Last night in the Hardboiled lit class I’m teaching this semester we continued our discussion of John Fante’s Ask the Dust. The class spent a few minutes in the beginning discussing some calendar updates, preparing for the Wikipedia research project (more on that on the bava soon), and our plans for next week which consist of a vist from librarian Peter Catlin and watching Billy Wilder’s film adaptation of Double Indemnity (I got the BlueRay of this one, so we’ll see how that looks).
After some basic housekeeping we dug into Ask the Dust, picking up on the theme of Existentialism we talked about last week by actually digging into the text. We spent a lot of time reading and talking about specific passages, and we focused not only on the interpretation, but the importance of spending the time looking up words and contexts to help the novel come alive. We had a lot of fun with the following passage:
Here was the Church of Our Lady, very old, the adobe blackened with age. For sentimental reasons I will go inside. For sentimental reasons only. I have not read Lenin, but I have heard him quoted, religion is the opium of the people. Myself, I am an atheist: I have read The Anti-Christ and regard it as a capital piece of work. I believe in the transvaluation of values, sir. The Church must go it is the haven of the booboisie, of boobs and bounders and all brummagem mountebanks. (22)
Within this passage alon there are a ton of references made, and more and more I am stopping to ask the class just what they have spent the time looking up for context and understanding. How many of you know the Lenin he is referring to? What about The Anti-Christ? Who wrote it? What’s it all about? The Booboisie? What’s that?
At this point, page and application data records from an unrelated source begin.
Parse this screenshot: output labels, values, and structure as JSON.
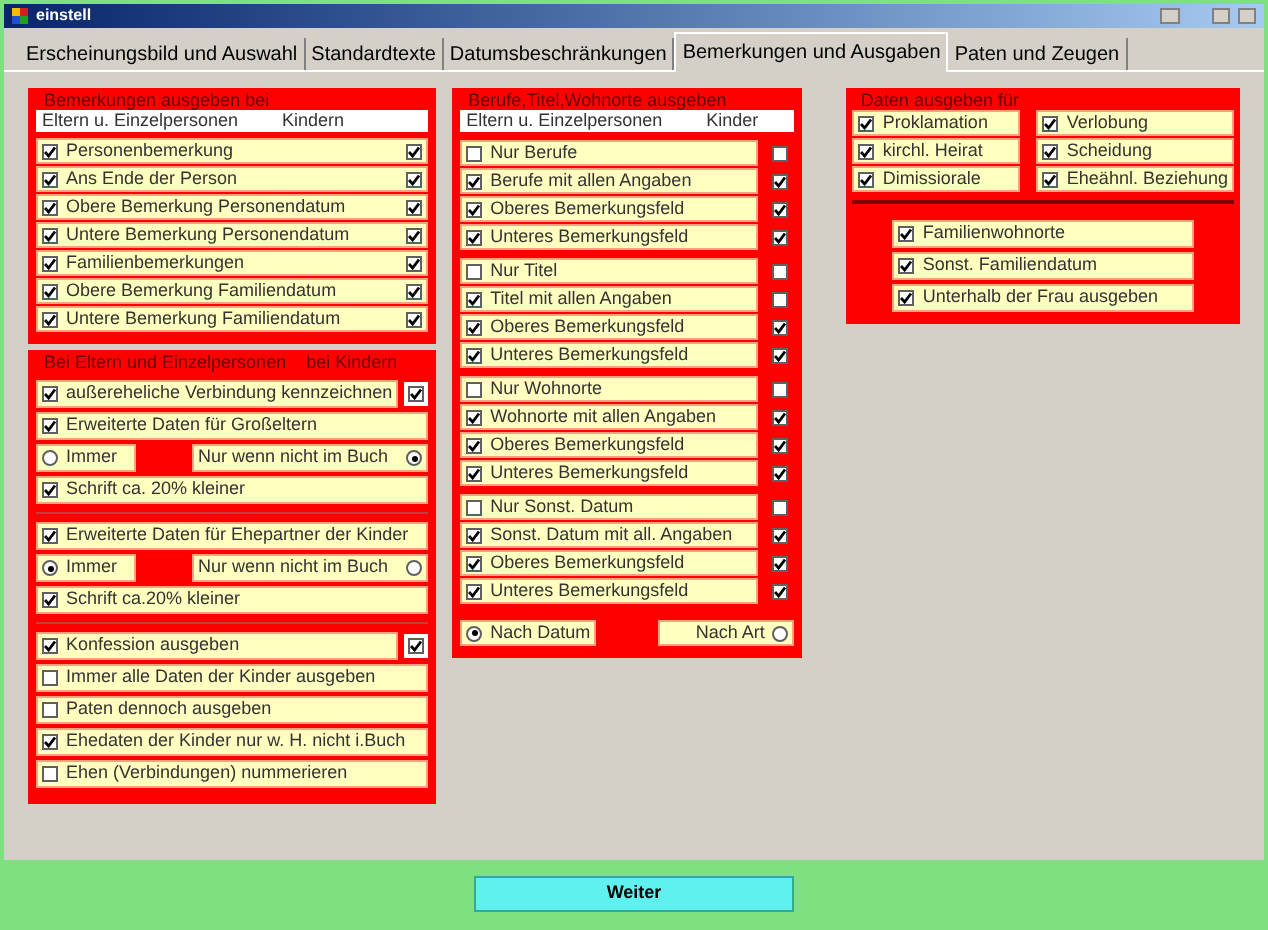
{
  "window": {
    "title": "einstell"
  },
  "tabs": [
    {
      "label": "Erscheinungsbild und Auswahl",
      "selected": false
    },
    {
      "label": "Standardtexte",
      "selected": false
    },
    {
      "label": "Datumsbeschränkungen",
      "selected": false
    },
    {
      "label": "Bemerkungen und Ausgaben",
      "selected": true
    },
    {
      "label": "Paten und Zeugen",
      "selected": false
    }
  ],
  "remarks": {
    "title": "Bemerkungen ausgeben bei",
    "columns": [
      "Eltern u. Einzelpersonen",
      "Kindern"
    ],
    "rows": [
      {
        "label": "Personenbemerkung",
        "checked": true,
        "child_checked": true
      },
      {
        "label": "Ans Ende der Person",
        "checked": true,
        "child_checked": true
      },
      {
        "label": "Obere  Bemerkung  Personendatum",
        "checked": true,
        "child_checked": true
      },
      {
        "label": "Untere Bemerkung  Personendatum",
        "checked": true,
        "child_checked": true
      },
      {
        "label": "Familienbemerkungen",
        "checked": true,
        "child_checked": true
      },
      {
        "label": "Obere  Bemerkung Familiendatum",
        "checked": true,
        "child_checked": true
      },
      {
        "label": "Untere  Bemerkung Familiendatum",
        "checked": true,
        "child_checked": true
      }
    ]
  },
  "parents": {
    "title": [
      "Bei Eltern und Einzelpersonen",
      "bei Kindern"
    ],
    "sections": [
      [
        {
          "kind": "check",
          "label": "außereheliche Verbindung kennzeichnen",
          "checked": true,
          "child_checked": true
        },
        {
          "kind": "check",
          "label": "Erweiterte Daten für Großeltern",
          "checked": true
        },
        {
          "kind": "radio_pair",
          "options": [
            {
              "label": "Immer",
              "selected": false
            },
            {
              "label": "Nur wenn nicht im Buch",
              "selected": true
            }
          ]
        },
        {
          "kind": "check",
          "label": "Schrift ca. 20% kleiner",
          "checked": true
        }
      ],
      [
        {
          "kind": "check",
          "label": "Erweiterte Daten für Ehepartner der Kinder",
          "checked": true
        },
        {
          "kind": "radio_pair",
          "options": [
            {
              "label": "Immer",
              "selected": true
            },
            {
              "label": "Nur wenn nicht im Buch",
              "selected": false
            }
          ]
        },
        {
          "kind": "check",
          "label": "Schrift ca.20% kleiner",
          "checked": true
        }
      ],
      [
        {
          "kind": "check",
          "label": "Konfession ausgeben",
          "checked": true,
          "child_checked": true
        },
        {
          "kind": "check",
          "label": "Immer alle Daten der Kinder ausgeben",
          "checked": false
        },
        {
          "kind": "check",
          "label": "Paten dennoch ausgeben",
          "checked": false
        },
        {
          "kind": "check",
          "label": "Ehedaten der Kinder nur w. H. nicht i.Buch",
          "checked": true
        },
        {
          "kind": "check",
          "label": "Ehen (Verbindungen) nummerieren",
          "checked": false
        }
      ]
    ]
  },
  "occupations": {
    "title": "Berufe,Titel,Wohnorte ausgeben",
    "columns": [
      "Eltern u. Einzelpersonen",
      "Kinder"
    ],
    "blocks": [
      [
        {
          "label": "Nur Berufe",
          "checked": false,
          "child_checked": false
        },
        {
          "label": "Berufe mit allen Angaben",
          "checked": true,
          "child_checked": true
        },
        {
          "label": "Oberes Bemerkungsfeld",
          "checked": true,
          "child_checked": true
        },
        {
          "label": "Unteres  Bemerkungsfeld",
          "checked": true,
          "child_checked": true
        }
      ],
      [
        {
          "label": "Nur Titel",
          "checked": false,
          "child_checked": false
        },
        {
          "label": "Titel mit allen Angaben",
          "checked": true,
          "child_checked": false
        },
        {
          "label": "Oberes Bemerkungsfeld",
          "checked": true,
          "child_checked": true
        },
        {
          "label": "Unteres  Bemerkungsfeld",
          "checked": true,
          "child_checked": true
        }
      ],
      [
        {
          "label": "Nur Wohnorte",
          "checked": false,
          "child_checked": false
        },
        {
          "label": "Wohnorte mit allen Angaben",
          "checked": true,
          "child_checked": true
        },
        {
          "label": "Oberes Bemerkungsfeld",
          "checked": true,
          "child_checked": true
        },
        {
          "label": "Unteres  Bemerkungsfeld",
          "checked": true,
          "child_checked": true
        }
      ],
      [
        {
          "label": "Nur Sonst. Datum",
          "checked": false,
          "child_checked": false
        },
        {
          "label": "Sonst. Datum mit all. Angaben",
          "checked": true,
          "child_checked": true
        },
        {
          "label": "Oberes Bemerkungsfeld",
          "checked": true,
          "child_checked": true
        },
        {
          "label": "Unteres  Bemerkungsfeld",
          "checked": true,
          "child_checked": true
        }
      ]
    ],
    "sort": [
      {
        "label": "Nach Datum",
        "selected": true
      },
      {
        "label": "Nach Art",
        "selected": false
      }
    ]
  },
  "events": {
    "title": "Daten ausgeben für",
    "items": [
      {
        "label": "Proklamation",
        "checked": true
      },
      {
        "label": "Verlobung",
        "checked": true
      },
      {
        "label": "kirchl. Heirat",
        "checked": true
      },
      {
        "label": "Scheidung",
        "checked": true
      },
      {
        "label": "Dimissiorale",
        "checked": true
      },
      {
        "label": "Eheähnl. Beziehung",
        "checked": true
      }
    ],
    "family": [
      {
        "label": "Familienwohnorte",
        "checked": true
      },
      {
        "label": "Sonst. Familiendatum",
        "checked": true
      },
      {
        "label": "Unterhalb der Frau ausgeben",
        "checked": true
      }
    ]
  },
  "next_button": "Weiter"
}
And brummagem? All these contexts are right at their fingertips now. It has never been easier to find and contextualize these bits with the internet, but I find so few do, but that will change! There is truly so much to excavate in just one small passage of Ask the Dust, and so much of it plays back on the existentialist crisis of nothingness and the tradition of Catholicism that Bandini is struggling with. There is a tone of sarcasm in the passage above, but it isn’t dismissive, rather it’s torn and confused—an authentic place to be in an existentialist kinda way 🙂
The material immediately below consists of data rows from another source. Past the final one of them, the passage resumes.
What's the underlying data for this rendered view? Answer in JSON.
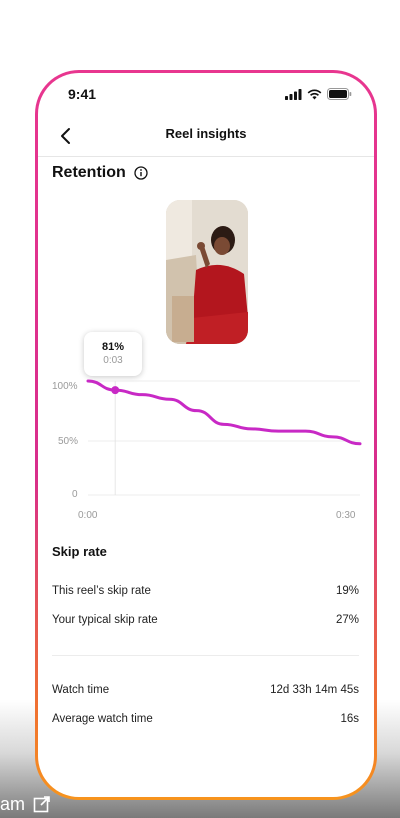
{
  "status_bar": {
    "time": "9:41"
  },
  "header": {
    "title": "Reel insights"
  },
  "retention": {
    "title": "Retention",
    "tooltip": {
      "value": "81%",
      "time": "0:03"
    },
    "chart_data": {
      "type": "line",
      "x": [
        0,
        3,
        6,
        9,
        12,
        15,
        18,
        21,
        24,
        27,
        30
      ],
      "values": [
        100,
        92,
        88,
        84,
        74,
        62,
        58,
        56,
        56,
        51,
        45
      ],
      "yticks": [
        "100%",
        "50%",
        "0"
      ],
      "xticks": [
        "0:00",
        "0:30"
      ],
      "ylim": [
        0,
        100
      ],
      "xlim": [
        0,
        30
      ],
      "highlight_x": 3,
      "line_color": "#c829c5"
    }
  },
  "skip_rate": {
    "title": "Skip rate",
    "rows": [
      {
        "label": "This reel’s skip rate",
        "value": "19%"
      },
      {
        "label": "Your typical skip rate",
        "value": "27%"
      }
    ]
  },
  "watch": {
    "rows": [
      {
        "label": "Watch time",
        "value": "12d 33h 14m 45s"
      },
      {
        "label": "Average watch time",
        "value": "16s"
      }
    ]
  },
  "footer": {
    "label": "am"
  }
}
The discussion goes on to examine Bandini’s struggle with his Italian roots and his own struggle with his own identity as an American. All of which is brought to a boil when he starts attacking Camilla as a Mexican, an identity she is equally caught between. The following quotes from the end of chapter 5 and the end of chapter six really bring this to the fore:
I was an American and goddamn proud of it. This great city, these mighty pavements and proud buildings, they were the voice of my America. From sand and cactus we Americans have carved an empire. camilla’s people had had their chance. They had failed. We Americans had turned the trick. Thanks God for my country. Thanks God I had been born an American! (44)
And then this from the end of chapter 6:
But I am poor, and my name ends with a soft vowel, and they hate me and my father, and my father’s father, and they would have my blood and put me down, but they are old now and dying in the sun and the hot dust of the road, and I am young and full of hope and love for my country and my times, and when I say Greaser to you it is not my heart that speaks, but the quivering of an old wound, and I am ashamed of the terrible thing I have done. (47)
A constant struggle around the core questions of one’s identity, faith, nationalism, and the fabric of what makes us so. Brilliant.
Anyway, below is the entire class discussion from last night should you be interested. It was fun for me, and I felt like we really started to dig into the novel and its myriad themes at the textual level.